    Where the organisation decides that it is possible to open the premises but determines that it is impractical, then in such circumstances employees will be entitled to be paid. However, employment contracts may contain provisions enabling employers to put employees on short time working or lay-off when an event outside the employer’s control impacts on work. For those employers, it may be permissible to send employees home without having to compensate for the reduced hours of work although caution should be exercised when relying on these clauses for short closures. For employers without such a clause in the employment contract, a decision to send employees home could amount to a breach of contractual terms. If found that this was the case, full pay for the lost hours would therefore be due under the Payment of Wages Act 1991.
  • What happens where a roster needs to be changed at short notice? Normally, employees are entitled to notice of at least 24 hours of a roster change. However, this does not apply where the change arises from unforeseen circumstances justifying a change in the notification period.
  • Working from home: Where appropriate, consideration should be provided to allowing employees to work from home. This will not be feasible for a number of roles where the employee’s presence is required. This may also put pressure on the organisation’s IT infrastructure as demand increases.
  • Arriving late and / or leaving early: Where employees arrive late or leave early due to commuter services being impacted, whilst some flexibility may be provided, employers need to consider paid leave where the employees will work up the time missed at a later date, preferably within one month of the occurrence.
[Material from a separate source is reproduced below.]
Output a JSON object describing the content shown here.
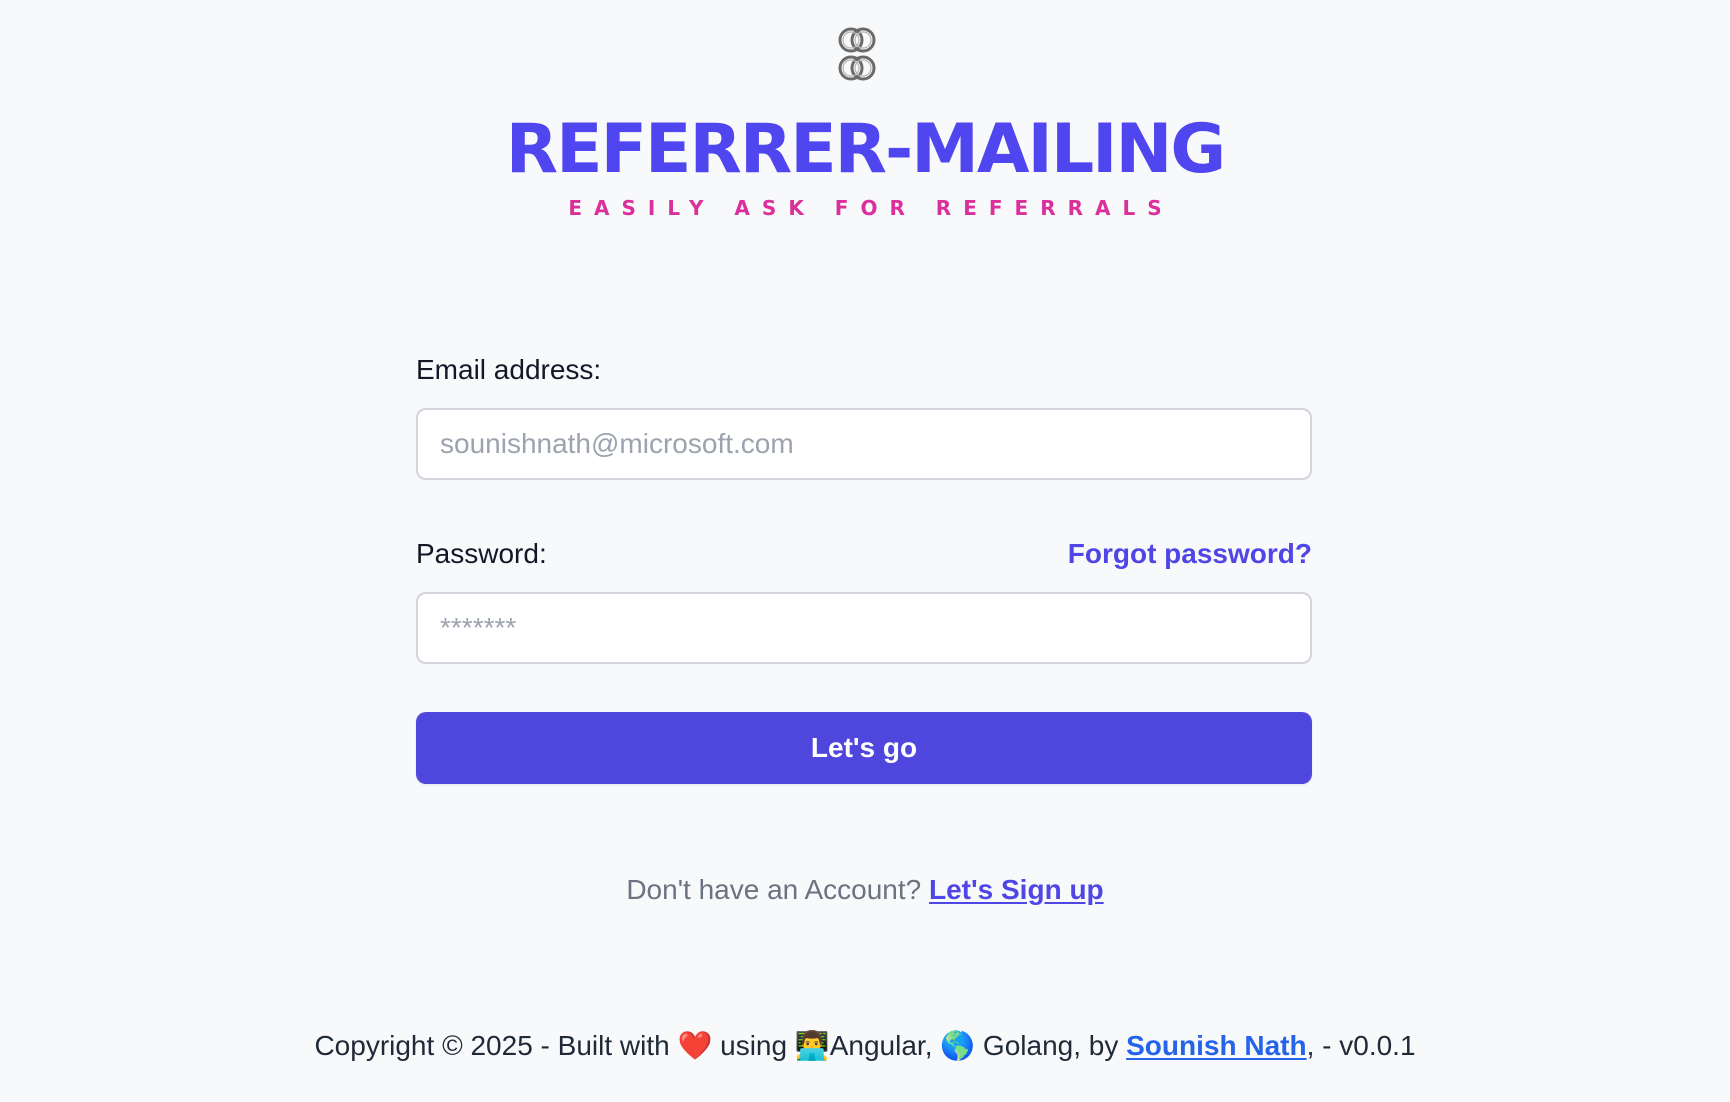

This is usually more feasible in organisations that already operate a flexi-time system. Alternatively, the option of unpaid leave or annual leave (broken into hours) may be considered.
  • Unexcused absence: Some employees may fail to attend for work when suitable public transport is in operation. Unless authorisation has been received, this is not a justifiable reason for absence and should be dealt with under the Organisation’s disciplinary procedure, as with any unexcused absence.
  • Schools or crèches closing: In the case of schools or crèches closing, an emergency leave situation may result for some employees. Generally, this would not fall under the legal definition of force majeure leave. Where the employee is unable to make alternative arrangements, annual leave or unpaid leave could be considered on a case-by-case basis.

Key Links & Updates

It is important that everyone continue to stay informed and up to date on this evolving situation. The following websites should be checked regularly.

Health Protecion Surveillance Centre: 

Department of Health -

And, finally...

Finally, just a brief reminder that the above information is purely precautionary, and that it is also important to keep perspective on the relatively low rate of threat currently being presented by COVID-19.

Note: as of 6 March, all relevant updates about this evolving situation will be posted here.